As with MR, any YARN application is also affected by the support of YARN rolling upgrades in HDP 2.2. In order to run on YARN, even if an application doesn’t have a story for its own upgrades or rolling upgrades, it should still be able to run smoothly in the presence of rolling upgrades of the underlying platform. In this context, YARN applications may have to deal with a couple issues:
Similar to MR, applications in general should not make the assumption that runtime libraries, such as HDFS client libraries on each node, are always the same during an application’s entire execution. A simple solution is to package all runtime libraries as part of the app, itself.
Configuration files on different nodes may also become inconsistent while a rolling upgrade is in progress. Any configuration file, whether platform configs (e.g., core-site.xml) or application configs (e.g., tez-site.xml), may change during a rolling upgrade if present on the cluster nodes. To overcome this problem, rather than relying on the config files installed on the cluster directly, we suggest using the distributed cache to propagate the job configuration files from the client gateway machines.
It is also worth noting that if an application needs to support rolling upgrades, it should either be installed to all cluster machines in versioned directories or it should use the YARN distributed cache (similar to MR) to localize its framework.
In this post, we introduced the basics of rolling upgrades and downgrades in YARN. In subsequent posts, we will dive deeper into the goals, design and architectural details of each of these efforts.
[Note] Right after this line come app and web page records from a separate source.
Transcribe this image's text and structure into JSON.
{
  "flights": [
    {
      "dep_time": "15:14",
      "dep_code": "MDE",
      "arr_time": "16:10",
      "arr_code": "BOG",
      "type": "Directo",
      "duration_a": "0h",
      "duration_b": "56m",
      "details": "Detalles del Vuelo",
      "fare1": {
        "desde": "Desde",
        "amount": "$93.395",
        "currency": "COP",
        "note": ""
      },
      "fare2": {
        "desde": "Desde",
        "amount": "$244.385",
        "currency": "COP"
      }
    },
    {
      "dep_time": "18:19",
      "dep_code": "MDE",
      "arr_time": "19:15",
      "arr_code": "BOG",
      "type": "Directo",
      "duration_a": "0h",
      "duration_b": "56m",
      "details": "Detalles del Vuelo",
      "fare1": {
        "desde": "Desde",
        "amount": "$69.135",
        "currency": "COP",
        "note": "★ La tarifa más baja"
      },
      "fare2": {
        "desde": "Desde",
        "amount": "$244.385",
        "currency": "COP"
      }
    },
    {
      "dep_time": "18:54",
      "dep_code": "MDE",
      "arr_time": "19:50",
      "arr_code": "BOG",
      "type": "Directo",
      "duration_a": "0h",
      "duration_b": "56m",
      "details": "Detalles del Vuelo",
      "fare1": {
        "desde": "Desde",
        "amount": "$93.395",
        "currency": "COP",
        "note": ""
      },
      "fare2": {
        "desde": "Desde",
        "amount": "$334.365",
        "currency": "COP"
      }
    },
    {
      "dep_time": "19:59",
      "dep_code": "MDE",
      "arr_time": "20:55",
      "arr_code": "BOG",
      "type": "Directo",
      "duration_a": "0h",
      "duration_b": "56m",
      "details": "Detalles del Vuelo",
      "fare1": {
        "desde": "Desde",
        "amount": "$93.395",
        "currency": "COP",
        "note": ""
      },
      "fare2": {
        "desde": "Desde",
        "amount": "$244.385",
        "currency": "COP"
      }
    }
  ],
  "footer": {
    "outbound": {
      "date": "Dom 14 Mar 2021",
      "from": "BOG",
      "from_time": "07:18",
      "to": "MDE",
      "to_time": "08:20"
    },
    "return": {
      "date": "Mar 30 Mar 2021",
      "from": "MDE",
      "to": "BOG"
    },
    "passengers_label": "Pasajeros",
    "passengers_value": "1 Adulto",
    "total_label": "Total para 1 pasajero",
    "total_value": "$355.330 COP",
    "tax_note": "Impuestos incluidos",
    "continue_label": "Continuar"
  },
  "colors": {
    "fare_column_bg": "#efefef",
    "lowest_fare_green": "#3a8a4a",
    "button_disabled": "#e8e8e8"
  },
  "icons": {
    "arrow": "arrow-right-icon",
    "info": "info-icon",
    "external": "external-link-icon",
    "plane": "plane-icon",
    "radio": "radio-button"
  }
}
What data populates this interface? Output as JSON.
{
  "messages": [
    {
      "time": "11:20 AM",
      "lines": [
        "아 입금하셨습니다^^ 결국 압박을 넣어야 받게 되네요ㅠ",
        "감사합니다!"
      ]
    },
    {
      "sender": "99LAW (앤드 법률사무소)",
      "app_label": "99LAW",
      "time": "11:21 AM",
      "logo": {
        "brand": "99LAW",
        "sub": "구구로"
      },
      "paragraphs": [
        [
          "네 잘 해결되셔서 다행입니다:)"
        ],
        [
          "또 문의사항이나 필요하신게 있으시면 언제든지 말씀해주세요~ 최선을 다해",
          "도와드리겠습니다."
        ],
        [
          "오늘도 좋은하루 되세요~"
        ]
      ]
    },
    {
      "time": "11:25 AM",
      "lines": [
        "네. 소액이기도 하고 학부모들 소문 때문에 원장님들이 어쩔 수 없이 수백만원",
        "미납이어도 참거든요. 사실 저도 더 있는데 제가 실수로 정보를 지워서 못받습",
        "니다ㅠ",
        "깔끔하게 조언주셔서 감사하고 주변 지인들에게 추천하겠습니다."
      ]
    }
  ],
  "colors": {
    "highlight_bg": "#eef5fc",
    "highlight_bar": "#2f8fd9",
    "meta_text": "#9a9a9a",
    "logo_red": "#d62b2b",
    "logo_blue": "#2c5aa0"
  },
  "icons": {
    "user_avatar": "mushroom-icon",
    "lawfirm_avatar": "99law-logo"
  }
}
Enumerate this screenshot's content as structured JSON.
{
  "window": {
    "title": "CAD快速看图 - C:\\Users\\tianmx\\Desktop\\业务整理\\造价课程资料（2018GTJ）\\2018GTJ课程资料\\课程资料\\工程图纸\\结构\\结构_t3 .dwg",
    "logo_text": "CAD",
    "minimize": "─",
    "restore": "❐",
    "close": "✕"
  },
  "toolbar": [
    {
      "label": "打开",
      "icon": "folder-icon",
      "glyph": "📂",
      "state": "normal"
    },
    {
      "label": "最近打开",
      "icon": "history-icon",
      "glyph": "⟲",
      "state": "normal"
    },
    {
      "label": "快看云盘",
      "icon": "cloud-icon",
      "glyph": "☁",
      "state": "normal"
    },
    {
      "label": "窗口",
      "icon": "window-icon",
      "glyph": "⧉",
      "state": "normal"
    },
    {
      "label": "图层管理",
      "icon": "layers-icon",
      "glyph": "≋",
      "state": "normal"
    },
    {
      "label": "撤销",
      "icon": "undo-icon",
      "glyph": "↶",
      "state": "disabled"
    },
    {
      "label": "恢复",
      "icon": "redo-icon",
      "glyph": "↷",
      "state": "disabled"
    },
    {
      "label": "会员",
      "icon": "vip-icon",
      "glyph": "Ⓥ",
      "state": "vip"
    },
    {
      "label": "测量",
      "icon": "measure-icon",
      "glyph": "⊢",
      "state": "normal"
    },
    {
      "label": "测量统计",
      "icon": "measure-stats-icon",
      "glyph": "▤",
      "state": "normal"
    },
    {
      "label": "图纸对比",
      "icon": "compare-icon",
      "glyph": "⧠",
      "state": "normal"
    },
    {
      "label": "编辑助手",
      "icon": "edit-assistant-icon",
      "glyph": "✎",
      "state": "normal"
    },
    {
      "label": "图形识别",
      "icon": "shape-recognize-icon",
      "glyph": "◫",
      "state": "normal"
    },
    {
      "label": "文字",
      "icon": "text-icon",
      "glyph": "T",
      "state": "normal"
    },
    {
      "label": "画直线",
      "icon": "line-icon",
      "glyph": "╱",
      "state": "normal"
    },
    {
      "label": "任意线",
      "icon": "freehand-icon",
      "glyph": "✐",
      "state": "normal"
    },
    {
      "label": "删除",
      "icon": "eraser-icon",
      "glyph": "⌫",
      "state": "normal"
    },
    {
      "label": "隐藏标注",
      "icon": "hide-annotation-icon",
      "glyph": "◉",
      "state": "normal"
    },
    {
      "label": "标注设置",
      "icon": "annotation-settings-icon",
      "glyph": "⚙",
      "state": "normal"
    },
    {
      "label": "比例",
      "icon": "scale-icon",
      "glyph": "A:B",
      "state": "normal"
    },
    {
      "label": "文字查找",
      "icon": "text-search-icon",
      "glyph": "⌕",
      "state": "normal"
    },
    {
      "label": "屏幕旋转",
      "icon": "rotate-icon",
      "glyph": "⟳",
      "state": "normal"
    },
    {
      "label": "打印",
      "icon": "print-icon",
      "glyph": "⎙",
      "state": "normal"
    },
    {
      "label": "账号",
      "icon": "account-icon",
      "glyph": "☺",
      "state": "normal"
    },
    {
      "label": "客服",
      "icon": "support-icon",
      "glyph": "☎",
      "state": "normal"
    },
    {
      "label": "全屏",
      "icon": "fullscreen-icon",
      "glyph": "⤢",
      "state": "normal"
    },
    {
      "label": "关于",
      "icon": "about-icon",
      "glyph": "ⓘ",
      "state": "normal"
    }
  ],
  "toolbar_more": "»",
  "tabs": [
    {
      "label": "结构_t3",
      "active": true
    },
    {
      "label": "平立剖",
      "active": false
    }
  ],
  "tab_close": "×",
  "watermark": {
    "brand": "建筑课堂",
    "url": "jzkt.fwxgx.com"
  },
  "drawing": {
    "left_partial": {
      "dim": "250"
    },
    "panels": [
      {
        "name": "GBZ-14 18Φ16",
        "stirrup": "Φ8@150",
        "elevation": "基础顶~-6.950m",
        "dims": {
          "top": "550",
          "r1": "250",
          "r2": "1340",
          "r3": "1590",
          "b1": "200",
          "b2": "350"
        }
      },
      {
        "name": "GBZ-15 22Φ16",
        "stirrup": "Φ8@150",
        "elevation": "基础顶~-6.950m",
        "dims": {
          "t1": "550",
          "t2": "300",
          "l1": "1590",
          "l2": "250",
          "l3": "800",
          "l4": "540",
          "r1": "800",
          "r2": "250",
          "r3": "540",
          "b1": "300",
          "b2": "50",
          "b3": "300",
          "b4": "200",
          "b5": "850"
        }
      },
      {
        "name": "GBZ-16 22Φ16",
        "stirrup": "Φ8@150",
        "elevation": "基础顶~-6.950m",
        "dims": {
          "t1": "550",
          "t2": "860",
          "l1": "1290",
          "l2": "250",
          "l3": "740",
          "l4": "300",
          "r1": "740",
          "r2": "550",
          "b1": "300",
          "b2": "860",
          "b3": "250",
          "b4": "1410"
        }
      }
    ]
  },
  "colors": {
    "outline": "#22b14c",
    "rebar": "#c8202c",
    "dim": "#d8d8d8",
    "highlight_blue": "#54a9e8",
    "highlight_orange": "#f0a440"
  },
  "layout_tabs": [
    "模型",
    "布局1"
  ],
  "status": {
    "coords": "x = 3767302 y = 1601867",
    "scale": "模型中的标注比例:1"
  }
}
Rolling upgrades and downgrades can make the task of moving to HDP 2.2 a smooth experience for administrators and users, alike.